MYRTLE BEACH, S.C. (WBTW) — Got Bigfoot? South Carolina does. Or so the stories say.
South Carolina is full of the creepy, the crawly, the curious and the cryptid.
Here are 10 urban legends in South Carolina, in no particular order:
Does Bigfoot live among us? Maybe.
There’s been claims of Bigfoot sightings in South Carolina — and practically every other state in the nation — over the last few decades. This hairy bipedal has also been spotted in North Carolina, and the Greenville Police Department posted on its Facebook page in 2017 not to shoot at the creature, “as you’ll most likely be wounding a fun-loving and well-intentioned person, sweating in a gorilla costume.”

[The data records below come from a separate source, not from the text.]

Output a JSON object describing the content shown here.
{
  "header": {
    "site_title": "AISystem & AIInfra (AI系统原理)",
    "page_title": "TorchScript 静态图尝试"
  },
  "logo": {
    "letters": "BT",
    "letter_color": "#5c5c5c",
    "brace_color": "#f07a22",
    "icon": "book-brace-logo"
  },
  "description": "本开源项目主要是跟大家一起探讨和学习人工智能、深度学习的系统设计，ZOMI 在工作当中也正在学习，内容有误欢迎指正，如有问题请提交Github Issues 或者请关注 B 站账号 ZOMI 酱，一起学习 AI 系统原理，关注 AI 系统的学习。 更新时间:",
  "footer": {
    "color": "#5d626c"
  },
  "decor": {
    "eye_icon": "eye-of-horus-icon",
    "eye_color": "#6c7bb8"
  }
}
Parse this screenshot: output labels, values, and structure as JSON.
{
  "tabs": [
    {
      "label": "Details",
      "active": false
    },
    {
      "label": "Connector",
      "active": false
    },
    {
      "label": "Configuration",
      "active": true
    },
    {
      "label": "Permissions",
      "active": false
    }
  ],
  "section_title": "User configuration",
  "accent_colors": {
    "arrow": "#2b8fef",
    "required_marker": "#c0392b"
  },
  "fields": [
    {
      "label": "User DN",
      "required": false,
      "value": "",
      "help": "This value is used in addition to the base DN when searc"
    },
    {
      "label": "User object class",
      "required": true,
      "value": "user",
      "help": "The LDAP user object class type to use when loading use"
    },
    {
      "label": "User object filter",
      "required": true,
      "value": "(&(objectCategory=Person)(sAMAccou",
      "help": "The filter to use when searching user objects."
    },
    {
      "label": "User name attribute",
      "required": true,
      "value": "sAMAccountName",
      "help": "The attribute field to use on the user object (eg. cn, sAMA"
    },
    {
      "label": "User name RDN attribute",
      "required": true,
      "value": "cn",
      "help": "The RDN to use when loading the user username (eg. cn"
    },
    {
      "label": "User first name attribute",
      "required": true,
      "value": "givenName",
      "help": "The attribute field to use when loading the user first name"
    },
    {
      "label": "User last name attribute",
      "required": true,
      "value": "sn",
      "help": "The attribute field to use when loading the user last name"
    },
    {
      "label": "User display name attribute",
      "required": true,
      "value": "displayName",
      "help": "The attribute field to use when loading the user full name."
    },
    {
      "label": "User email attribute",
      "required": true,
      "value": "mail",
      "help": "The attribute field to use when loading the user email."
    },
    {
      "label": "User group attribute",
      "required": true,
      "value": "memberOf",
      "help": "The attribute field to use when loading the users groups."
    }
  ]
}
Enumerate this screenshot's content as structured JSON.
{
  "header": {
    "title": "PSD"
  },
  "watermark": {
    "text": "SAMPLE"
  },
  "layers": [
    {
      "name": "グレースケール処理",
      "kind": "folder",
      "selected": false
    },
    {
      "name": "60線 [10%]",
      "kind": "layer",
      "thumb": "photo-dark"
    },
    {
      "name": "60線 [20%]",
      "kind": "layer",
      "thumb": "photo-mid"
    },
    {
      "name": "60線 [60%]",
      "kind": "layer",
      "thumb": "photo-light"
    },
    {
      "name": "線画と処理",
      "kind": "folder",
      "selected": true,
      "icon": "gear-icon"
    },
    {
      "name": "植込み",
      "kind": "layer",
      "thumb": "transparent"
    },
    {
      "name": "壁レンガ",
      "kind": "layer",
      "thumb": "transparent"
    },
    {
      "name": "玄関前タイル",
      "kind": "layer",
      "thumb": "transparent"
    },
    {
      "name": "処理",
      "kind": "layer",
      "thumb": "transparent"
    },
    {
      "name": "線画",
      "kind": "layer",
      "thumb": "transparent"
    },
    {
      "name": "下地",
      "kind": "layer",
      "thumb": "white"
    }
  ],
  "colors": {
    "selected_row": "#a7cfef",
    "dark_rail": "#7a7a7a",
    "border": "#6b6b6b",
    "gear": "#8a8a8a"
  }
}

Some cryptids are hairy, some are scaly…and some are rumored to live in the swamps around Bishopville.
The Lizard Man apparently has the munchies for car parts, according to Discover South Carolina. It was first spotted by a teenage boy on June 29, 1988, when he blew a tire near Scape Ore Swamp. The seven-foot monster attacked the boy, ripping the car’s mirror and destroying its roof. Two weeks later, another car was attacked, and once they started, they didn’t stop for the rest of the summer.
A photograph of the rumored beast appeared in 2015. There was also a suspicion that it’d appear during 2017’s solar eclipse. Are you a believer? It might be wise to avoid swamps, just in case….
What’s that light in the sky? It could be a star, or a drone, or visitors from another world.
Horry County is among the top places for UFO sights per capita, according to 2020 data. Surfside Beach ranked third on the list, with 671.44 sightings per 100,000 people. Myrtle Beach was sixth, at 507.26 sights per 100,000 people, and North Myrtle Beach was ninth, at 380.14 sightings per 100,000 people, according to TruePeopleSearch Insights.
The Gray Man
If you spot the Gray Man in Pawleys Island, go home!
The story of the Gray Man starts in the 1820s. The legend goes that he’s a cloaked figure who wanders the beaches ahead of major storms. One woman claimed she saw the ghost in 1954, right before Hurricane Hazel. Another rumored sighting was before Hurricane Hugo in 1989, and then 2018’s Hurricane Florence.
Like most ghosts, the Gray Man’s story is one of young love lost. The man is rumored to have been traveling from Charleston to propose when his horse got stuck in the mud. He was thrown off, trapped and dragged under.
Heartbroken, the woman would walk along the beach. One day, she saw her late beau, dressed in all black, who warned her that a serious storm was coming, and then vanished. As the story goes, a hurricane made landfall, and her home was the only one still standing.
He’s a friendly ghost, and if you’re lucky enough to spot him, your home might be untouched in the next storm.
You might want to leave your lights on tonight!
As far as scary stories, the boo hag might be as terrifying as it gets. This creature will sneak into your house while you’re sleeping, steal your breath…and then wear your skin and masquerade as you.
According to legend, when you wake up, you won’t know that you were visited by the monster. Instead, you’ll feel out of breath and tired.
Catawba River Runner
This monster lives in the river, which also becomes the Wateree and Congaree rivers. Rumor has it that three middle school students were on Camp Canaan Island when they saw the monster and its baby. It could have been a snake or an alligator, but what’s the fun in that?
Is it really a university if it doesn’t have its own ghost story? The Third-Eye Man dates back to 1949, when students claimed to have spotted him in the University of South Carolina’s tunnels. The tunnels, dubbed the “catacombs,” are supposedly haunted by the university’s own Phantom of the Opera. The Third-Eye man is reportedly — you guessed it — a person with a third eye. The university has since sealed its tunnels so students can’t get into them…perhaps for their own protection.
Hound of Goshen
Now here’s a contradiction. The Hound is also referred to as the “Happy Dog,” but don’t try having it smelling your hand. The dog supposedly prowls Union and Newberry counties, tracking down those who killed his owner. Just in case, you might want to avoid Old Buncombe Road in Sumter National Forest.
Tales of the thunderbird originate from the Santee. The powerful bird looks like a pterosaur, and supposedly appeared in 2004 in Myrtle Beach. Five years later, it was reported to appear in Pickens.
Was a chupacabra spotted in 2017 at the Santee Cooper Country Club? According to a Facebook post that was shared more than a thousand times, yes. The vampire-like creature could be a dog, but if you have goats, you might want to keep an eye out.